- Break in the skin, especially associated with blue-black discoloration, swelling, or drainage of fluid
- Change in vision
- Clay-colored stools
- Collection of blood under the skin
- Excessive thirst
- General feeling of discomfort or illness
- Large, flat, blue or purplish patches in the skin
- Large, hive-like swelling on the face, eyelids, lips, tongue, throat, hands, legs, feet, or sex organs
- Loss of appetite
- Muscle cramps
- Numbness and tingling of the face, fingers, or toes
- Pain in the arms, legs, or lower back, especially pain in the calves or heels upon exertion

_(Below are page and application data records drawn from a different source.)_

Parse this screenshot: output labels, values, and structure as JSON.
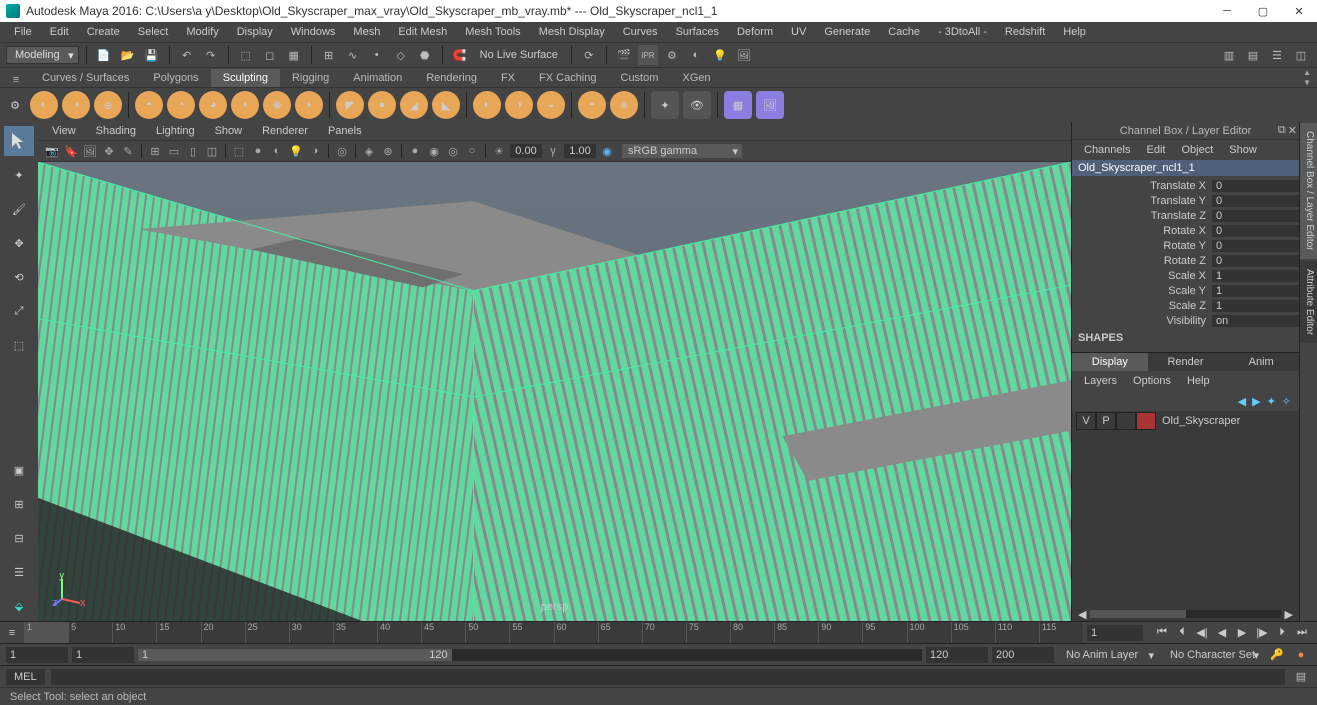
{
  "window": {
    "title": "Autodesk Maya 2016: C:\\Users\\a y\\Desktop\\Old_Skyscraper_max_vray\\Old_Skyscraper_mb_vray.mb*   ---   Old_Skyscraper_ncl1_1"
  },
  "menubar": [
    "File",
    "Edit",
    "Create",
    "Select",
    "Modify",
    "Display",
    "Windows",
    "Mesh",
    "Edit Mesh",
    "Mesh Tools",
    "Mesh Display",
    "Curves",
    "Surfaces",
    "Deform",
    "UV",
    "Generate",
    "Cache",
    "- 3DtoAll -",
    "Redshift",
    "Help"
  ],
  "mode": {
    "current": "Modeling",
    "no_live": "No Live Surface"
  },
  "shelf": {
    "tabs": [
      "Curves / Surfaces",
      "Polygons",
      "Sculpting",
      "Rigging",
      "Animation",
      "Rendering",
      "FX",
      "FX Caching",
      "Custom",
      "XGen"
    ],
    "active": "Sculpting"
  },
  "view_menu": [
    "View",
    "Shading",
    "Lighting",
    "Show",
    "Renderer",
    "Panels"
  ],
  "view_tools": {
    "val1": "0.00",
    "val2": "1.00",
    "colorspace": "sRGB gamma"
  },
  "viewport": {
    "camera": "persp"
  },
  "channelbox": {
    "title": "Channel Box / Layer Editor",
    "menus": [
      "Channels",
      "Edit",
      "Object",
      "Show"
    ],
    "node": "Old_Skyscraper_ncl1_1",
    "attrs": [
      {
        "label": "Translate X",
        "value": "0"
      },
      {
        "label": "Translate Y",
        "value": "0"
      },
      {
        "label": "Translate Z",
        "value": "0"
      },
      {
        "label": "Rotate X",
        "value": "0"
      },
      {
        "label": "Rotate Y",
        "value": "0"
      },
      {
        "label": "Rotate Z",
        "value": "0"
      },
      {
        "label": "Scale X",
        "value": "1"
      },
      {
        "label": "Scale Y",
        "value": "1"
      },
      {
        "label": "Scale Z",
        "value": "1"
      },
      {
        "label": "Visibility",
        "value": "on"
      }
    ],
    "shapes_label": "SHAPES",
    "tabs": [
      "Display",
      "Render",
      "Anim"
    ],
    "active_tab": "Display",
    "layer_menus": [
      "Layers",
      "Options",
      "Help"
    ],
    "layer": {
      "v": "V",
      "p": "P",
      "name": "Old_Skyscraper"
    }
  },
  "right_tabs": [
    "Channel Box / Layer Editor",
    "Attribute Editor"
  ],
  "timeslider": {
    "ticks": [
      "1",
      "5",
      "10",
      "15",
      "20",
      "25",
      "30",
      "35",
      "40",
      "45",
      "50",
      "55",
      "60",
      "65",
      "70",
      "75",
      "80",
      "85",
      "90",
      "95",
      "100",
      "105",
      "110",
      "115",
      "1"
    ],
    "current": "1"
  },
  "rangeslider": {
    "start": "1",
    "in": "1",
    "range_in": "1",
    "range_out": "120",
    "out": "120",
    "end": "200",
    "animlayer": "No Anim Layer",
    "charset": "No Character Set"
  },
  "cmdline": {
    "label": "MEL"
  },
  "helpline": {
    "text": "Select Tool: select an object"
  }
}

- Pain, redness, or swelling
- Painful knees and ankles
- Pale, bluish-colored, or cold hands or feet
- Problems with vision or hearing
- Raised, red swellings on the skin, buttocks, legs or ankles
- Red or irritated eyes
- Redness, tenderness, burning, blistering, or peeling of the skin (usually on the backs of arms and the fronts of legs, mouth, eyes, hands, or feet)
- Seeing floating spots before the eyes
- Swollen, red, or tender area of infection
- Unpleasant breath odor
- Weak or absent pulses in the legs
- Yellow eyes or skin
Some side effects may occur that usually do not need medical attention. These side effects may go away during treatment as your body adjusts to the medicine. Also, your health care professional may be able to tell you about ways to prevent or reduce some of these side effects. Check with your health care professional if any of the following side effects continue or are bothersome or if you have any questions about them:Less common or rare
- Nausea and vomiting
- Prolonged, painful, or inappropriate erection of the penis
- Trouble with sleeping
- Hives or welts
- Redness of the skin
Other side effects not listed may also occur in some patients. If you notice any other effects, check with your healthcare professional.
Call your doctor for medical advice about side effects. You may report side effects to the FDA at 1-800-FDA-1088.